- [Your assignment]:
In the lines below, count those containing the word "linked" and give the number alone.

- [Data under study]:
***
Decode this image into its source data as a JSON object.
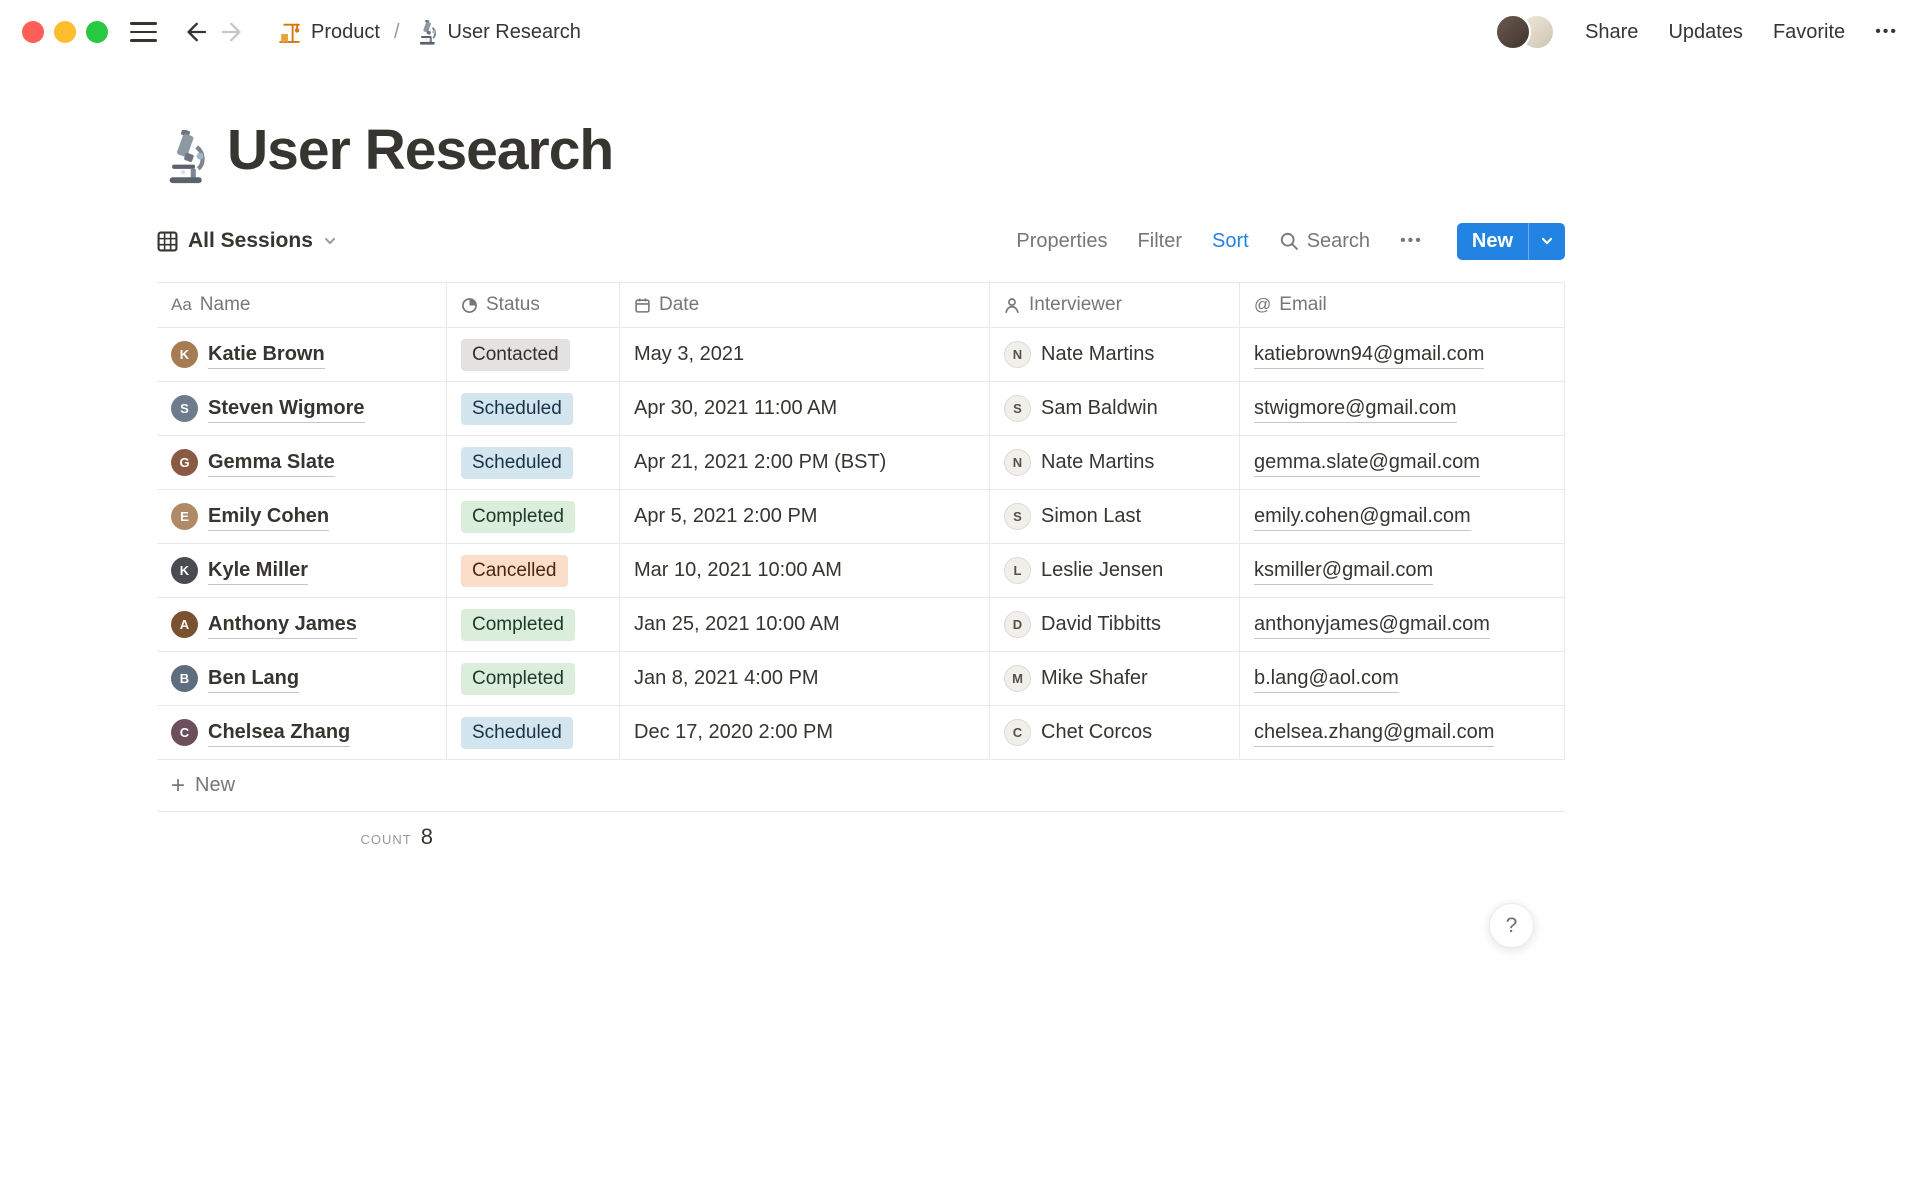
{
  "topbar": {
    "breadcrumb": {
      "product_label": "Product",
      "separator": "/",
      "page_label": "User Research"
    },
    "actions": {
      "share": "Share",
      "updates": "Updates",
      "favorite": "Favorite",
      "more": "•••"
    }
  },
  "page": {
    "title": "User Research"
  },
  "view_bar": {
    "view_name": "All Sessions",
    "properties": "Properties",
    "filter": "Filter",
    "sort": "Sort",
    "search": "Search",
    "more": "•••",
    "new_label": "New"
  },
  "table": {
    "columns": [
      {
        "icon": "text-icon",
        "label": "Name"
      },
      {
        "icon": "status-icon",
        "label": "Status"
      },
      {
        "icon": "calendar-icon",
        "label": "Date"
      },
      {
        "icon": "person-icon",
        "label": "Interviewer"
      },
      {
        "icon": "at-icon",
        "label": "Email"
      }
    ],
    "rows": [
      {
        "name": "Katie Brown",
        "avatar": {
          "initial": "K",
          "color": "#a67c52"
        },
        "status": {
          "label": "Contacted",
          "bg": "#e3e2e0",
          "fg": "#32302c"
        },
        "date": "May 3, 2021",
        "interviewer": {
          "name": "Nate Martins",
          "initial": "N"
        },
        "email": "katiebrown94@gmail.com"
      },
      {
        "name": "Steven Wigmore",
        "avatar": {
          "initial": "S",
          "color": "#6e7b8a"
        },
        "status": {
          "label": "Scheduled",
          "bg": "#d3e5ef",
          "fg": "#183347"
        },
        "date": "Apr 30, 2021 11:00 AM",
        "interviewer": {
          "name": "Sam Baldwin",
          "initial": "S"
        },
        "email": "stwigmore@gmail.com"
      },
      {
        "name": "Gemma Slate",
        "avatar": {
          "initial": "G",
          "color": "#8a5a44"
        },
        "status": {
          "label": "Scheduled",
          "bg": "#d3e5ef",
          "fg": "#183347"
        },
        "date": "Apr 21, 2021 2:00 PM (BST)",
        "interviewer": {
          "name": "Nate Martins",
          "initial": "N"
        },
        "email": "gemma.slate@gmail.com"
      },
      {
        "name": "Emily Cohen",
        "avatar": {
          "initial": "E",
          "color": "#b08a66"
        },
        "status": {
          "label": "Completed",
          "bg": "#dbeddb",
          "fg": "#1c3829"
        },
        "date": "Apr 5, 2021 2:00 PM",
        "interviewer": {
          "name": "Simon Last",
          "initial": "S"
        },
        "email": "emily.cohen@gmail.com"
      },
      {
        "name": "Kyle Miller",
        "avatar": {
          "initial": "K",
          "color": "#4a4a52"
        },
        "status": {
          "label": "Cancelled",
          "bg": "#fadec9",
          "fg": "#49290e"
        },
        "date": "Mar 10, 2021 10:00 AM",
        "interviewer": {
          "name": "Leslie Jensen",
          "initial": "L"
        },
        "email": "ksmiller@gmail.com"
      },
      {
        "name": "Anthony James",
        "avatar": {
          "initial": "A",
          "color": "#7a5230"
        },
        "status": {
          "label": "Completed",
          "bg": "#dbeddb",
          "fg": "#1c3829"
        },
        "date": "Jan 25, 2021 10:00 AM",
        "interviewer": {
          "name": "David Tibbitts",
          "initial": "D"
        },
        "email": "anthonyjames@gmail.com"
      },
      {
        "name": "Ben Lang",
        "avatar": {
          "initial": "B",
          "color": "#5f6e7e"
        },
        "status": {
          "label": "Completed",
          "bg": "#dbeddb",
          "fg": "#1c3829"
        },
        "date": "Jan 8, 2021 4:00 PM",
        "interviewer": {
          "name": "Mike Shafer",
          "initial": "M"
        },
        "email": "b.lang@aol.com"
      },
      {
        "name": "Chelsea Zhang",
        "avatar": {
          "initial": "C",
          "color": "#6b4f5b"
        },
        "status": {
          "label": "Scheduled",
          "bg": "#d3e5ef",
          "fg": "#183347"
        },
        "date": "Dec 17, 2020 2:00 PM",
        "interviewer": {
          "name": "Chet Corcos",
          "initial": "C"
        },
        "email": "chelsea.zhang@gmail.com"
      }
    ],
    "new_row_label": "New",
    "count_label": "COUNT",
    "count_value": "8"
  },
  "help": {
    "label": "?"
  },
  "colors": {
    "accent": "#2383e2",
    "status_contacted_bg": "#e3e2e0",
    "status_scheduled_bg": "#d3e5ef",
    "status_completed_bg": "#dbeddb",
    "status_cancelled_bg": "#fadec9",
    "border": "#e9e9e7"
  }
}
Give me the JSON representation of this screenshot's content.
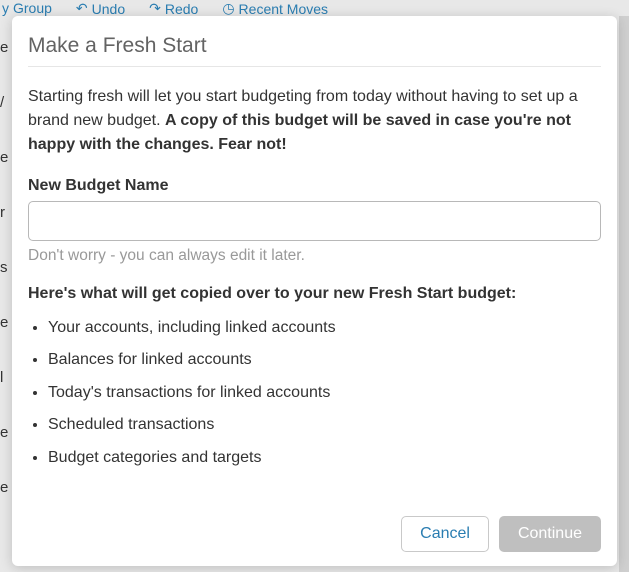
{
  "bg": {
    "toolbar": {
      "group": "Group",
      "undo": "Undo",
      "redo": "Redo",
      "recent": "Recent Moves"
    },
    "left": [
      "e",
      "/",
      "e",
      "r",
      "s",
      "e",
      "l",
      "e",
      "e"
    ]
  },
  "modal": {
    "title": "Make a Fresh Start",
    "desc_plain": "Starting fresh will let you start budgeting from today without having to set up a brand new budget. ",
    "desc_bold": "A copy of this budget will be saved in case you're not happy with the changes. Fear not!",
    "field_label": "New Budget Name",
    "input_value": "",
    "help_text": "Don't worry - you can always edit it later.",
    "copy_heading": "Here's what will get copied over to your new Fresh Start budget:",
    "copy_items": [
      "Your accounts, including linked accounts",
      "Balances for linked accounts",
      "Today's transactions for linked accounts",
      "Scheduled transactions",
      "Budget categories and targets"
    ],
    "cancel": "Cancel",
    "continue": "Continue"
  }
}
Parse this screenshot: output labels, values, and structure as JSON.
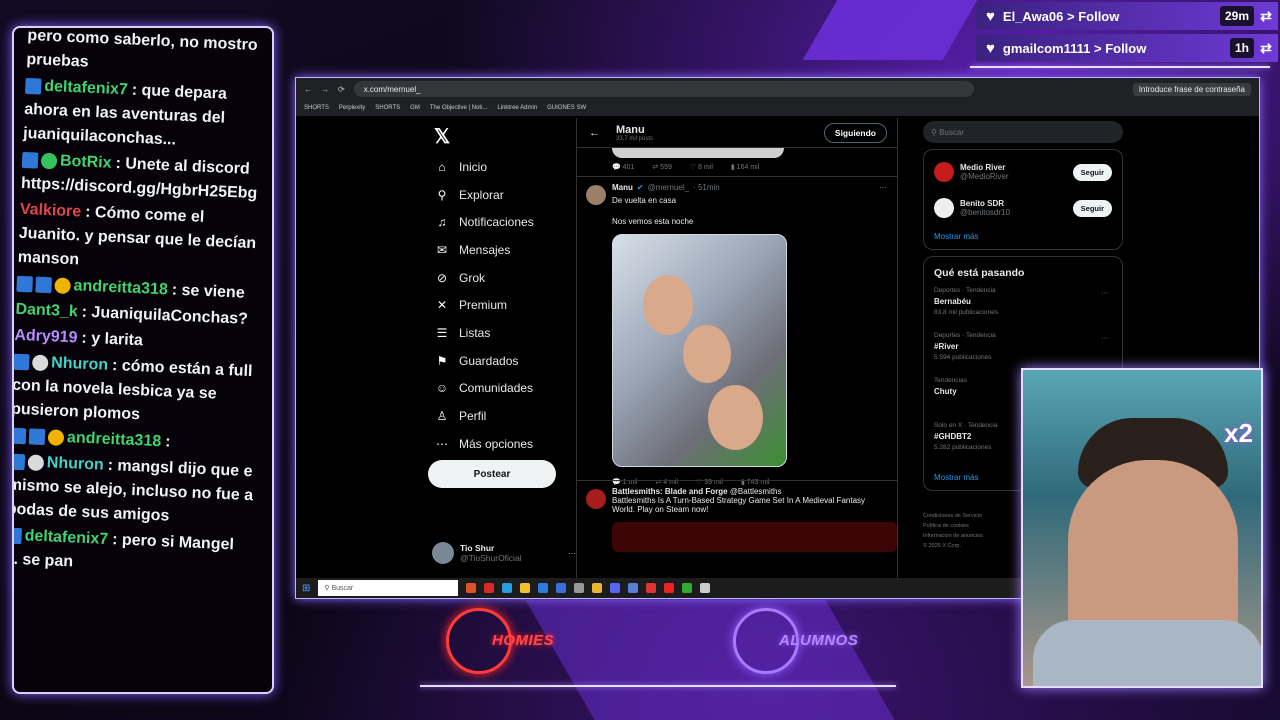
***
- [Solved exercise]:
3